> [Task brief]: Write every record out again exactly, and keep images out of it.

============

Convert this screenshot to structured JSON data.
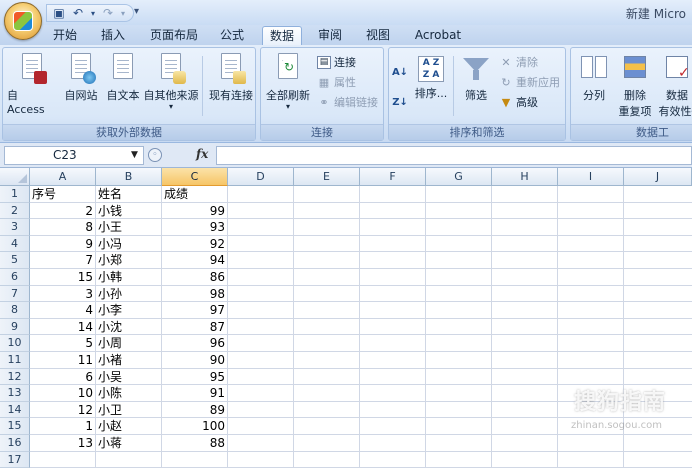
{
  "window": {
    "title": "新建 Micro"
  },
  "quick_access": {
    "more": "▾"
  },
  "tabs": [
    {
      "label": "开始"
    },
    {
      "label": "插入"
    },
    {
      "label": "页面布局"
    },
    {
      "label": "公式"
    },
    {
      "label": "数据"
    },
    {
      "label": "审阅"
    },
    {
      "label": "视图"
    },
    {
      "label": "Acrobat"
    }
  ],
  "ribbon": {
    "external": {
      "label": "获取外部数据",
      "access": "自 Access",
      "web": "自网站",
      "text": "自文本",
      "other": "自其他来源",
      "other_arrow": "▾",
      "existing": "现有连接"
    },
    "connections": {
      "label": "连接",
      "refresh": "全部刷新",
      "refresh_arrow": "▾",
      "conn": "连接",
      "props": "属性",
      "edit_links": "编辑链接"
    },
    "sort_filter": {
      "label": "排序和筛选",
      "sort": "排序...",
      "filter": "筛选",
      "clear": "清除",
      "reapply": "重新应用",
      "advanced": "高级"
    },
    "tools": {
      "label": "数据工",
      "split": "分列",
      "remove_dup_1": "删除",
      "remove_dup_2": "重复项",
      "validation_1": "数据",
      "validation_2": "有效性",
      "validation_arrow": "▾"
    }
  },
  "formula_bar": {
    "name_box": "C23",
    "fx": "fx",
    "formula": ""
  },
  "sheet": {
    "columns": [
      "A",
      "B",
      "C",
      "D",
      "E",
      "F",
      "G",
      "H",
      "I",
      "J"
    ],
    "selected_column": "C",
    "rows": [
      "1",
      "2",
      "3",
      "4",
      "5",
      "6",
      "7",
      "8",
      "9",
      "10",
      "11",
      "12",
      "13",
      "14",
      "15",
      "16",
      "17"
    ],
    "header": [
      "序号",
      "姓名",
      "成绩"
    ],
    "data": [
      [
        "2",
        "小钱",
        "99"
      ],
      [
        "8",
        "小王",
        "93"
      ],
      [
        "9",
        "小冯",
        "92"
      ],
      [
        "7",
        "小郑",
        "94"
      ],
      [
        "15",
        "小韩",
        "86"
      ],
      [
        "3",
        "小孙",
        "98"
      ],
      [
        "4",
        "小李",
        "97"
      ],
      [
        "14",
        "小沈",
        "87"
      ],
      [
        "5",
        "小周",
        "96"
      ],
      [
        "11",
        "小褚",
        "90"
      ],
      [
        "6",
        "小吴",
        "95"
      ],
      [
        "10",
        "小陈",
        "91"
      ],
      [
        "12",
        "小卫",
        "89"
      ],
      [
        "1",
        "小赵",
        "100"
      ],
      [
        "13",
        "小蒋",
        "88"
      ]
    ]
  },
  "watermark": {
    "text": "搜狗指南",
    "sub": "zhinan.sogou.com"
  }
}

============

> [Task response]:
Convert this screenshot to structured JSON data.
{
  "window": {
    "title": "新建 Micro"
  },
  "quick_access": {
    "more": "▾"
  },
  "tabs": [
    {
      "label": "开始"
    },
    {
      "label": "插入"
    },
    {
      "label": "页面布局"
    },
    {
      "label": "公式"
    },
    {
      "label": "数据"
    },
    {
      "label": "审阅"
    },
    {
      "label": "视图"
    },
    {
      "label": "Acrobat"
    }
  ],
  "ribbon": {
    "external": {
      "label": "获取外部数据",
      "access": "自 Access",
      "web": "自网站",
      "text": "自文本",
      "other": "自其他来源",
      "other_arrow": "▾",
      "existing": "现有连接"
    },
    "connections": {
      "label": "连接",
      "refresh": "全部刷新",
      "refresh_arrow": "▾",
      "conn": "连接",
      "props": "属性",
      "edit_links": "编辑链接"
    },
    "sort_filter": {
      "label": "排序和筛选",
      "sort": "排序...",
      "filter": "筛选",
      "clear": "清除",
      "reapply": "重新应用",
      "advanced": "高级"
    },
    "tools": {
      "label": "数据工",
      "split": "分列",
      "remove_dup_1": "删除",
      "remove_dup_2": "重复项",
      "validation_1": "数据",
      "validation_2": "有效性",
      "validation_arrow": "▾"
    }
  },
  "formula_bar": {
    "name_box": "C23",
    "fx": "fx",
    "formula": ""
  },
  "sheet": {
    "columns": [
      "A",
      "B",
      "C",
      "D",
      "E",
      "F",
      "G",
      "H",
      "I",
      "J"
    ],
    "selected_column": "C",
    "rows": [
      "1",
      "2",
      "3",
      "4",
      "5",
      "6",
      "7",
      "8",
      "9",
      "10",
      "11",
      "12",
      "13",
      "14",
      "15",
      "16",
      "17"
    ],
    "header": [
      "序号",
      "姓名",
      "成绩"
    ],
    "data": [
      [
        "2",
        "小钱",
        "99"
      ],
      [
        "8",
        "小王",
        "93"
      ],
      [
        "9",
        "小冯",
        "92"
      ],
      [
        "7",
        "小郑",
        "94"
      ],
      [
        "15",
        "小韩",
        "86"
      ],
      [
        "3",
        "小孙",
        "98"
      ],
      [
        "4",
        "小李",
        "97"
      ],
      [
        "14",
        "小沈",
        "87"
      ],
      [
        "5",
        "小周",
        "96"
      ],
      [
        "11",
        "小褚",
        "90"
      ],
      [
        "6",
        "小吴",
        "95"
      ],
      [
        "10",
        "小陈",
        "91"
      ],
      [
        "12",
        "小卫",
        "89"
      ],
      [
        "1",
        "小赵",
        "100"
      ],
      [
        "13",
        "小蒋",
        "88"
      ]
    ]
  },
  "watermark": {
    "text": "搜狗指南",
    "sub": "zhinan.sogou.com"
  }
}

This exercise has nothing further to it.